Germany swept the board at the first World Combined Pony Driving Championships in Austria, taking individual gold in pony fours, pony pairs, pony singles and the overall 17-strong team competition.
Tobias Bucker, individual bronze medallist and a member of Germany’s gold medal team in the 2002 European Pony Four-in-Hand Championships, driving his eight-month-pregnant wife’s Welsh pony, Danyloo, produced a fabulous dressage test to take a decisive lead in the single pony division.
British driver Julie Camm and her Welsh section D, Pannau Pandora, put in a stellar performance to lie second, ahead of the USA’s Sara Schmitt.
“It was a huge learning curve but considering that it’s Pandora’s first season, she coped really well,” said Julie, a hotelier from Bristol.
In pony pairs, Germany’s Steffen Abicht established a 12-point lead from team-mate Franz-Josef Lemkuhl. Austrian driver Josef Stickelberger, the eventual silver medallist, was third in this phase, while Britain’s Ursula Hirschberg was eighth with her Welsh ponies.
Despite the loss of Gerhard Gerich – who had two ponies vetted out before the start – Germany dominated the four-in-hand, with European Champion Dirk Gerkens, a hunting
-mad farrier from Paderborn, leading throughout.
His team-mate, Martin Thiemann, was third in the dressage behind Belgium’s Mia Allo. British national champion Emily Bennett was sixth with her black Welsh/Hackneys, leaving the British in second to Germany after two days of dressage.

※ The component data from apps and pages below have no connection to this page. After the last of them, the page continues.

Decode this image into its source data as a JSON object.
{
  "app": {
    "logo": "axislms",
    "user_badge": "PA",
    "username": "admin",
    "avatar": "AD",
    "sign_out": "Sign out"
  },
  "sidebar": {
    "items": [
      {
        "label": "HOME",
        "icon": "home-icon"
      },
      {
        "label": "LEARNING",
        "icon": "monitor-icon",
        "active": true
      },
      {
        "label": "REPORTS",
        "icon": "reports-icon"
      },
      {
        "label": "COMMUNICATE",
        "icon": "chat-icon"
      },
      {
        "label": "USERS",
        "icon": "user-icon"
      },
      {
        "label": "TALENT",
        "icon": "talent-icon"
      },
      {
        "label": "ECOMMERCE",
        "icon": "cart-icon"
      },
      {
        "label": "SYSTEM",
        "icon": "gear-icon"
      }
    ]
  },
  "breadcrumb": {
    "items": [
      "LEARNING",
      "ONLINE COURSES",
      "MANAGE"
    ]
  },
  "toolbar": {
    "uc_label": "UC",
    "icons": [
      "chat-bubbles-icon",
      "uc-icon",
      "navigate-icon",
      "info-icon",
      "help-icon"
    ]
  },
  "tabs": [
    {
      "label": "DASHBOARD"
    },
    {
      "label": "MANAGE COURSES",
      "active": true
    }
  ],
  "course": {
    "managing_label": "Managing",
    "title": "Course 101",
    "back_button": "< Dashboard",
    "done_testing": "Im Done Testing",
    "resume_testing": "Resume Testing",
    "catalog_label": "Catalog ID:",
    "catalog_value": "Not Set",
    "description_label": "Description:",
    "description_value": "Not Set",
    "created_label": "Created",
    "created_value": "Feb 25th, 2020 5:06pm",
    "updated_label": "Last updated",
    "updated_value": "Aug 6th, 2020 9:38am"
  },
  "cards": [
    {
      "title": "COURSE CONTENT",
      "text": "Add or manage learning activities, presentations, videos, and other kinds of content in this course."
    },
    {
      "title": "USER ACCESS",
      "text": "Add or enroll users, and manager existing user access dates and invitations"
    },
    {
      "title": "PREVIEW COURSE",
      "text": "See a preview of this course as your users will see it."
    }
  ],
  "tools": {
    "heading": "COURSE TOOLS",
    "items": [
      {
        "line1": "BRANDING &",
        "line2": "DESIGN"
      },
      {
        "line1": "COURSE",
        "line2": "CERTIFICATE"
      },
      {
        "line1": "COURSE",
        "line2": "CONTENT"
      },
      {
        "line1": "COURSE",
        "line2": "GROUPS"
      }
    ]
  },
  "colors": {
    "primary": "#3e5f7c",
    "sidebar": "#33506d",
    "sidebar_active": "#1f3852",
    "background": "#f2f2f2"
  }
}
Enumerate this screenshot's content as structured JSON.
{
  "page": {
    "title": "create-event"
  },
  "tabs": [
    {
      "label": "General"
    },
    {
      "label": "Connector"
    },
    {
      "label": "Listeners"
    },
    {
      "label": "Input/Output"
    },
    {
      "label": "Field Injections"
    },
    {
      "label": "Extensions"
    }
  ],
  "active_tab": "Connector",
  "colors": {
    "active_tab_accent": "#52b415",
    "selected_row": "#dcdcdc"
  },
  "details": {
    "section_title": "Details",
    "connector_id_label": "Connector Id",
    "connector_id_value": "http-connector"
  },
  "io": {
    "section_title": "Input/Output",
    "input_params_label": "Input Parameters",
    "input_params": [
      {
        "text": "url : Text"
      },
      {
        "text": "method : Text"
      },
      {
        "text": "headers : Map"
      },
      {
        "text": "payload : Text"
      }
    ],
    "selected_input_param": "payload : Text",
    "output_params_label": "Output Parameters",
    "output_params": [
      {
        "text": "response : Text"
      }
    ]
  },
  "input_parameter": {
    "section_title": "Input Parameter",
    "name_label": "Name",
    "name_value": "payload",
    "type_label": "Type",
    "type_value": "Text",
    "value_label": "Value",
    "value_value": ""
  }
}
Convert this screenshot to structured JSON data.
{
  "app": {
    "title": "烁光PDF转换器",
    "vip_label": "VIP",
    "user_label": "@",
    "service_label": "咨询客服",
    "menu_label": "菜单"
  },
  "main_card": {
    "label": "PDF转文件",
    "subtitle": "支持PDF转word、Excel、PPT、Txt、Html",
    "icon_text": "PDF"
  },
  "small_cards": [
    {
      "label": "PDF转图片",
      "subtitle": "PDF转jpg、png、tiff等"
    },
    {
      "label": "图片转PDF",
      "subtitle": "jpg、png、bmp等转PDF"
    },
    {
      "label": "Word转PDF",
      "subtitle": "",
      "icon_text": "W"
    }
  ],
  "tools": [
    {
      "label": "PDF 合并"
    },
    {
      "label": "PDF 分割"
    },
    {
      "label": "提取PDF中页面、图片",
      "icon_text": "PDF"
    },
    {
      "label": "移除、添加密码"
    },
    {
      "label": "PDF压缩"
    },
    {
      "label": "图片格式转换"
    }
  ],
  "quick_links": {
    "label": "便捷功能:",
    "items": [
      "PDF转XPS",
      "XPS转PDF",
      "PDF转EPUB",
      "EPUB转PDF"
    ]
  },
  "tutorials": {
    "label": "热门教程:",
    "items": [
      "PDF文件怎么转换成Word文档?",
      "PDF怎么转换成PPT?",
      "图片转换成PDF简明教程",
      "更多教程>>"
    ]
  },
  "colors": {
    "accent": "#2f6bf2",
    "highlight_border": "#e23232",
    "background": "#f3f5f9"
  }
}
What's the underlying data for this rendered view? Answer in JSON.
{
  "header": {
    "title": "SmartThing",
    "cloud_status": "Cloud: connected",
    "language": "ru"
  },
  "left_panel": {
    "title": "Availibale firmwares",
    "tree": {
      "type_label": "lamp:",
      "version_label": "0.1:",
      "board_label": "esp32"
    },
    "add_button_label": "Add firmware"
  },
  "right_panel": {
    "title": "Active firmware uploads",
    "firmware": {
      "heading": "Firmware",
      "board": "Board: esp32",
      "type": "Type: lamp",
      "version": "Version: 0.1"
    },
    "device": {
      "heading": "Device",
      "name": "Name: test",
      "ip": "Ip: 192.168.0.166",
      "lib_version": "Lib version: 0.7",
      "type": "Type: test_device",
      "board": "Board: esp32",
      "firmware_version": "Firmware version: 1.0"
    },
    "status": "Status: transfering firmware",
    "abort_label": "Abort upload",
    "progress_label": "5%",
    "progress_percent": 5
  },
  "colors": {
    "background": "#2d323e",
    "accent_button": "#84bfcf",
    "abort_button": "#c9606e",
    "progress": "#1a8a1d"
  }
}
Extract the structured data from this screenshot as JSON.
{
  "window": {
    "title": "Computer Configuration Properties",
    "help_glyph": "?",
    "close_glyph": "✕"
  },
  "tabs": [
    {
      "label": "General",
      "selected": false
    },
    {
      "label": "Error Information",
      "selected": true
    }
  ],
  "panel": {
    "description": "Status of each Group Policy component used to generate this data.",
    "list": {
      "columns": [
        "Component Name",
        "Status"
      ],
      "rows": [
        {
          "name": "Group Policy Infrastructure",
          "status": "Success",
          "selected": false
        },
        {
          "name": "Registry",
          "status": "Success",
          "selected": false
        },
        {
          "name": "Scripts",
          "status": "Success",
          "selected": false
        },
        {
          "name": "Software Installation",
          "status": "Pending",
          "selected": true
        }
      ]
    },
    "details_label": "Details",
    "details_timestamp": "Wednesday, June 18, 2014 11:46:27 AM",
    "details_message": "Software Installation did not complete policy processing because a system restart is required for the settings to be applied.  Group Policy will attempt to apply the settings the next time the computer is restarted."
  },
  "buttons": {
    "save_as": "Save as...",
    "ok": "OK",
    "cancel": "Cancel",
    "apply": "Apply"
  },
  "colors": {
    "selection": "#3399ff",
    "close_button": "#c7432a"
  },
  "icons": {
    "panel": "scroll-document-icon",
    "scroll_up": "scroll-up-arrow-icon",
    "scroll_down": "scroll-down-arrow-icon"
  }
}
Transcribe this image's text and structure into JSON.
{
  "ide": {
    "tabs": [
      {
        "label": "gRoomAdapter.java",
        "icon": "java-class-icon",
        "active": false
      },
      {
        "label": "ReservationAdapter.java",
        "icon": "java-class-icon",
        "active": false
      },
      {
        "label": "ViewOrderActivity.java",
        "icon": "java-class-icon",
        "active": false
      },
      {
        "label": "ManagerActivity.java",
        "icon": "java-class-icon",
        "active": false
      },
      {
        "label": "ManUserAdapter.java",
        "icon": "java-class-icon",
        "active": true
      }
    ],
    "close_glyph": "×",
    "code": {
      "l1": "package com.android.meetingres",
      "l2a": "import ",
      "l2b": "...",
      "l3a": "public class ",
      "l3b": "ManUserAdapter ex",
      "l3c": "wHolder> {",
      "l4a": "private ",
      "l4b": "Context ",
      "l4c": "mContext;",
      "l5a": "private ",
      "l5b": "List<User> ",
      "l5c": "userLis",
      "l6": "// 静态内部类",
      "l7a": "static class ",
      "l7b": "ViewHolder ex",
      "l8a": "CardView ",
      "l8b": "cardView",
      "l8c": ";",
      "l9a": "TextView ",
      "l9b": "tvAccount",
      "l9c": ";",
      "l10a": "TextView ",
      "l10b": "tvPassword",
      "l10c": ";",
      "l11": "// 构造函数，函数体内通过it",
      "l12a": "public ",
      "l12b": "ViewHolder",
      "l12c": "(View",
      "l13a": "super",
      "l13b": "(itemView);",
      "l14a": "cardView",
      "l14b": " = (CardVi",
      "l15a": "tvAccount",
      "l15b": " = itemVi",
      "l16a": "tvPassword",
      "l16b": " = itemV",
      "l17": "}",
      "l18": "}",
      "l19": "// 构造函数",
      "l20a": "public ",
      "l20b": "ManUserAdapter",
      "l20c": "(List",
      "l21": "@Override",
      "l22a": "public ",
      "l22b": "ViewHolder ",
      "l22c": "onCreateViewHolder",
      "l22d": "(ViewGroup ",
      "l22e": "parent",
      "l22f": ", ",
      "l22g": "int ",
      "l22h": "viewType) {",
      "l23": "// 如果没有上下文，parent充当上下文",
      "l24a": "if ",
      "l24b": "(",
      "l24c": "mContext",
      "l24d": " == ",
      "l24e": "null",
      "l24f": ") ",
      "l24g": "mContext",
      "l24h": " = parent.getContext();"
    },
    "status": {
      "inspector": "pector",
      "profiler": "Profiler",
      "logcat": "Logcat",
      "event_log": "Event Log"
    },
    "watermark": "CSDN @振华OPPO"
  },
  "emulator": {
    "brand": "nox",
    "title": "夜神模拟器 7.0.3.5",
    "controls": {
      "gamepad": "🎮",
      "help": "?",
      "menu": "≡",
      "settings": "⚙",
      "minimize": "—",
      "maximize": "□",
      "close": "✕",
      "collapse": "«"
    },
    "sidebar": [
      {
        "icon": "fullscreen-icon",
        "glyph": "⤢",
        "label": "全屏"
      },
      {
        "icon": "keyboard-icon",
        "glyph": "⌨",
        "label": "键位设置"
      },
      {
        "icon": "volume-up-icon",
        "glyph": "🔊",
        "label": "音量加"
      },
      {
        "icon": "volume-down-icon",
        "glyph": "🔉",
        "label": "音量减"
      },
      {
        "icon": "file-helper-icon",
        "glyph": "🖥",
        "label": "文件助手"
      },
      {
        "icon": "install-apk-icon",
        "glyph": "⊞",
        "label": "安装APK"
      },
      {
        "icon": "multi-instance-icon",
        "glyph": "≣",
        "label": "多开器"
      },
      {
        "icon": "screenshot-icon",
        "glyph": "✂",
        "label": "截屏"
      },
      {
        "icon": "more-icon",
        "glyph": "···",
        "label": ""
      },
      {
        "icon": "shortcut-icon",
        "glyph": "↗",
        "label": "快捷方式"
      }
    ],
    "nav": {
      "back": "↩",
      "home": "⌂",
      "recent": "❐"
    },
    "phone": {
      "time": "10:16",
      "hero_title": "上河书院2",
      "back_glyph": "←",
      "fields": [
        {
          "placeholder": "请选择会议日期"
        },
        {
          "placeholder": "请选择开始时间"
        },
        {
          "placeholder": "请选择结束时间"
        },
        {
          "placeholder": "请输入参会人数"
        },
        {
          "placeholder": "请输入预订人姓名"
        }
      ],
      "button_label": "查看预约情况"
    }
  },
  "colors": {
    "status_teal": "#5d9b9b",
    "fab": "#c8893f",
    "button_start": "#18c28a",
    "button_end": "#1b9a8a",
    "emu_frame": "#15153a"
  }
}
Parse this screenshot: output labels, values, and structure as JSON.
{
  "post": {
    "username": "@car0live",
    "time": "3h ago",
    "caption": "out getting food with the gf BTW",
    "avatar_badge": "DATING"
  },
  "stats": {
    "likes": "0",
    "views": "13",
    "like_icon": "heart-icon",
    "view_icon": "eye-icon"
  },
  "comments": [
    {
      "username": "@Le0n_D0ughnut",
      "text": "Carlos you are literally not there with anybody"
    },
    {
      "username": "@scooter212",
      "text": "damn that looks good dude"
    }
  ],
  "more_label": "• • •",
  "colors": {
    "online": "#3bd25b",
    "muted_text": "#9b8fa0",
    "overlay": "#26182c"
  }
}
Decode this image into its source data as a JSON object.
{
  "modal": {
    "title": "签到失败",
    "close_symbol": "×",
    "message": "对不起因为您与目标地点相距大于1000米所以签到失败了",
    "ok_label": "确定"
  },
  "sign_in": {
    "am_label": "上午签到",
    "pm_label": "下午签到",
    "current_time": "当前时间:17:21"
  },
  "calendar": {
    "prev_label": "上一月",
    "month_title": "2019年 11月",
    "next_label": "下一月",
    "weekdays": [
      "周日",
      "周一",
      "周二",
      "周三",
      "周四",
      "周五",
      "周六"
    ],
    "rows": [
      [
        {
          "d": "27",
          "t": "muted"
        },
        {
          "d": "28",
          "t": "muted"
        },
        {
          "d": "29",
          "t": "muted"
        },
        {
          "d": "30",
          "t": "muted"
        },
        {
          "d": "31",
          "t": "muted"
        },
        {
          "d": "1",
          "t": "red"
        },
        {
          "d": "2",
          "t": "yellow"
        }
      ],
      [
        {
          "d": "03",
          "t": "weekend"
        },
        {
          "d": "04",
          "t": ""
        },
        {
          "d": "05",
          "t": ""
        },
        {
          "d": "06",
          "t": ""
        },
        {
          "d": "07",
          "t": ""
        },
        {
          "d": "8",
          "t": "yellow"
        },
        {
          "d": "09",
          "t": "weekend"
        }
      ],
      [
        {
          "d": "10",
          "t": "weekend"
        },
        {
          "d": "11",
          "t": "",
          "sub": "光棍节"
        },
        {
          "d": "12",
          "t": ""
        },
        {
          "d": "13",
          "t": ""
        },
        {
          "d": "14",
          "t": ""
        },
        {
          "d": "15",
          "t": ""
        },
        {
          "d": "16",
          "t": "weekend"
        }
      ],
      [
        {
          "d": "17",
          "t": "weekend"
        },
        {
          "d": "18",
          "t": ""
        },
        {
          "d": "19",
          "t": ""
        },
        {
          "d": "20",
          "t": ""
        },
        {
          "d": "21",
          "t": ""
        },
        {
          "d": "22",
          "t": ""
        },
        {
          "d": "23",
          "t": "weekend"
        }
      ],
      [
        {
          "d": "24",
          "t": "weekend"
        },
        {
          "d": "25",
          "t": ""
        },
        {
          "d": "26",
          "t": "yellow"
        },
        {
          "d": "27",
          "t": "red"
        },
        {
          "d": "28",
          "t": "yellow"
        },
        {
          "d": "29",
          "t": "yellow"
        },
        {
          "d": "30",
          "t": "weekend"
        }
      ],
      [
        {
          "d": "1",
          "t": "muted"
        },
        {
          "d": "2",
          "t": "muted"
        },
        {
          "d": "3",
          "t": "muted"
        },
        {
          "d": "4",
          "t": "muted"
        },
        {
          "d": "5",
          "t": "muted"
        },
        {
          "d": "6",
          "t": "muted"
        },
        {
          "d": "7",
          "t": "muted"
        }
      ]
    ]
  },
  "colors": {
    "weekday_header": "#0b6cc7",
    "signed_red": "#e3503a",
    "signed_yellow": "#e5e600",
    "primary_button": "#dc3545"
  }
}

Temperatures soared for the demanding cross-country. However, hard tracks and generous time-allowances meant that the course drove well. The spectator-friendly showground, with the main arena surrounded by seven closely grouped obstacles, created a compact, raucous atmosphere – rather daunting for newcomers.
In singles, individual British driver Liz Rowe was tipped out in obstacle two – the water – but completed the course. Sweden’s Anne-Christine Arvidsson won the marathon, but Tobias Bucker did enough to maintain his lead. Steffen Abicht extended his pony pairs lead and Dirk Gerkens tightened his grip on the four-in-hand, while Thiemann moved up to silver.
British chances slipped away when Ursula Hirschberg’s black Welsh pony, Freeway, ran into a post in the bogey water obstacle, injuring a shoulder. Sadly Freeway had to be put down.
The devastated Cheshire-based driver decided to complete the championships and drove her spare pony in the final day’s cone driving.
Jo Rennison drove a brilliant marathon with her pair, Albury’s Danny Boy and Mere Of Westmoreland, to pull up to ninth individually.
“The pressure was on and it was hot, but my ponies coped well,” said Jo. “Team spirit pulled us through. It didn’t feel impossible to get in the medals and I’ll definitely have another crack.”
Four-in-hand drivers John Pickford and Philippa Gammell got round safely. Emily Bennett drove with panache into fourth, but a mishap in the cones cost her a chance of a medal and the team slipped to fourth place.
“It was a shame, because my ponies were superb on the marathon and there was just one point in it,” said Emily. “The tight box in the cones just caught me out. Everyone tried their hardest, so we’re not too disappointed.”
Sara Howe and Jane Macdonald’s Welsh pony, Costa Llewelyn – known as Sooty – were outstanding in the cones drive, finishing second in that phase and fifth overall.
“We weren’t quick enough on the marathon because I was too cautious,” said Sara, the highest-placed British driver. “But Sooty was excellent in the cones.”
The drivers from overall World Champion Germany said: “We were surprised to win so comprehensively and we’re sure that the rest will catch up by the next championships.”
Holland took silver and Austria, bronze.